Lakshmi Mittal, chairman and main owner of ArcelorMittal, has predicted that world steel demand will pick up by at least 10 per cent next year.
In an optimistic forecast that was in sharp contrast to other top business executives’ more sober predictions, Mr Mittal told the Financial Times on Wednesday: “I feel a lot more cheerful about the prospects for an upturn than I was three months ago.
“The emerging economies are coming out of the downturn reasonably quickly, and in the US and Europe there are signs the [government] stimulus packages are starting to have an effect.”
The head of the world’s biggest steelmaker was speaking after ArcelorMittal said it made a net loss of $792m for the second quarter of 2009.
While warning that an upturn in the steel industry would be “slow and progressive”, Mr Mittal said the expected pick-up in demand next year would be far from negligible.
Changes in the company’s debt covenants to give it more leeway to make relatively low profits – and still be capable of paying back loans – were more of a “protective” device than a sign that the company was expecting the downturn to be prolonged, Mr Mittal said.
He added that next year, world demand for steel outside China could be 10 per cent up on 2009. Inside China – which makes and buys almost half the world’s steel – the rise in consumption was likely to be more than 10 per cent.
“In total I am projecting a good improvement in the position for the steel industry next year compared to 2009,” he said.
He said projections from steel observers about a 15-20 per cent fall in global steel shipments this year compared to 2008 were unduly pessimistic. Steel shipments are a widely followed indicator since the material is used in many key industries.
Mr Mittal thought it unlikely that world steel demand would reach the levels of late 2007 and early 2008 until the end of 2011.
He said consumption trends in India, Brazil and China were particularly encouraging: “In India the steelmakers are at 100 per cent of capacity.”
Shares in ArcelorMittal fell 4.4 per cent on Wednesday to €24.20.
The company cheered bankers by saying net debts – $26.7bn at the end of March – had fallen to $22.9bn at the end of June as a result of capital-raising actions and efforts to cut expenses.
The $792m net loss in the second quarter compared with after-tax profits of $5.8bn last time.
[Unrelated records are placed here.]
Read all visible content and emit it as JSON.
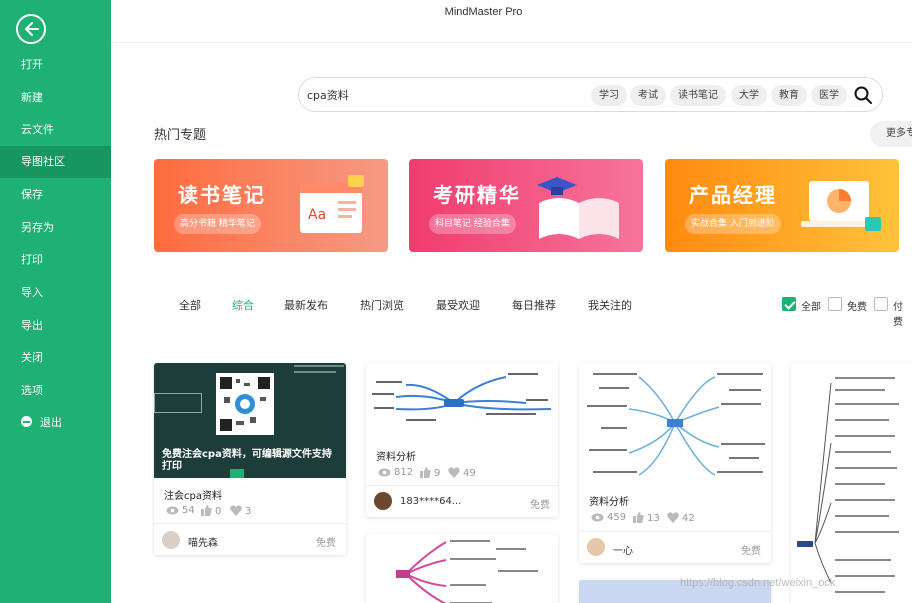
{
  "app": {
    "title": "MindMaster Pro"
  },
  "sidebar": {
    "items": [
      {
        "label": "打开"
      },
      {
        "label": "新建"
      },
      {
        "label": "云文件"
      },
      {
        "label": "导图社区"
      },
      {
        "label": "保存"
      },
      {
        "label": "另存为"
      },
      {
        "label": "打印"
      },
      {
        "label": "导入"
      },
      {
        "label": "导出"
      },
      {
        "label": "关闭"
      },
      {
        "label": "选项"
      },
      {
        "label": "退出"
      }
    ],
    "active_index": 3,
    "colors": {
      "background": "#1fb074",
      "active": "#18965f"
    }
  },
  "search": {
    "value": "cpa资料",
    "tags": [
      "学习",
      "考试",
      "读书笔记",
      "大学",
      "教育",
      "医学"
    ]
  },
  "hot_topics": {
    "title": "热门专题",
    "more_label": "更多专",
    "banners": [
      {
        "title": "读书笔记",
        "subtitle": "高分书籍 精华笔记",
        "colors": [
          "#ff6b3d",
          "#f59a85"
        ]
      },
      {
        "title": "考研精华",
        "subtitle": "科目笔记 经验合集",
        "colors": [
          "#f03c6e",
          "#f7749b"
        ]
      },
      {
        "title": "产品经理",
        "subtitle": "实战合集 入门到进阶",
        "colors": [
          "#ff8a10",
          "#ffc23b"
        ]
      }
    ]
  },
  "filters": {
    "tabs": [
      "全部",
      "综合",
      "最新发布",
      "热门浏览",
      "最受欢迎",
      "每日推荐",
      "我关注的"
    ],
    "active_tab": "综合",
    "checks": [
      {
        "label": "全部",
        "checked": true
      },
      {
        "label": "免费",
        "checked": false
      },
      {
        "label": "付费",
        "checked": false
      }
    ]
  },
  "cards": [
    {
      "title": "注会cpa资料",
      "overlay_text": "免费注会cpa资料，可编辑源文件支持打印",
      "views": "54",
      "likes": "0",
      "favorites": "3",
      "author": "喵先森",
      "price": "免费"
    },
    {
      "title": "资料分析",
      "views": "812",
      "likes": "9",
      "favorites": "49",
      "author": "183****64...",
      "price": "免费"
    },
    {
      "title": "资料分析",
      "views": "459",
      "likes": "13",
      "favorites": "42",
      "author": "一心",
      "price": "免费"
    }
  ],
  "watermark": "https://blog.csdn.net/weixin_ock"
}
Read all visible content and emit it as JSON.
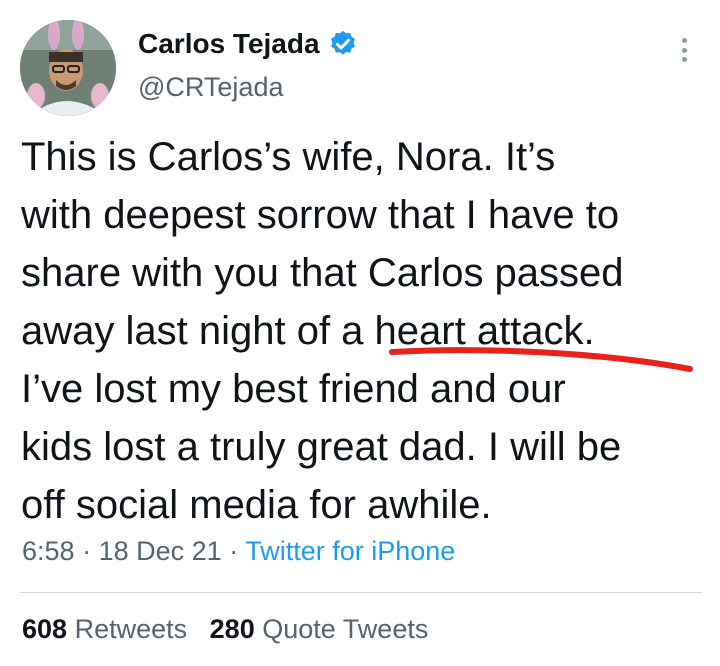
{
  "author": {
    "name": "Carlos Tejada",
    "handle": "@CRTejada"
  },
  "tweet": {
    "text": "This is Carlos’s wife, Nora. It’s\nwith deepest sorrow that I have to\nshare with you that Carlos passed\naway last night of a heart attack.\nI’ve lost my best friend and our\nkids lost a truly great dad. I will be\noff social media for awhile.",
    "time": "6:58",
    "date": "18 Dec 21",
    "source": "Twitter for iPhone",
    "separator": "·"
  },
  "stats": {
    "retweets_count": "608",
    "retweets_label": "Retweets",
    "quotes_count": "280",
    "quotes_label": "Quote Tweets"
  },
  "colors": {
    "link": "#1d9bf0",
    "secondary_text": "#536471",
    "annotation": "#e8211a",
    "verified": "#1d9bf0"
  },
  "icons": {
    "verified": "verified-badge-icon",
    "more": "more-options-icon"
  }
}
Sales fell 60 per cent to $15.1bn.
• Tata Steel, India’s largest private steelmaker, reported a larger-than-expected fall in profits for the first quarter, as Indian steel prices dropped sharply from a year ago.
Tata said that net profits were down 47 per cent at Rs7.9bn ($163m) in the quarter ended on 30 June, compared with Rs14.9bn the previous year. Total incomes were down to Rs55.5bn from Rs61.70bn, in spite of a 30.51 per cent rise in output at 1.54m tonnes from 1.18m tonnes last year.
The Indian steelmaker, which is saddled with debt after acquiring Corus in 2007, raised $500m on Tuesday, by selling global depositary receipts in London.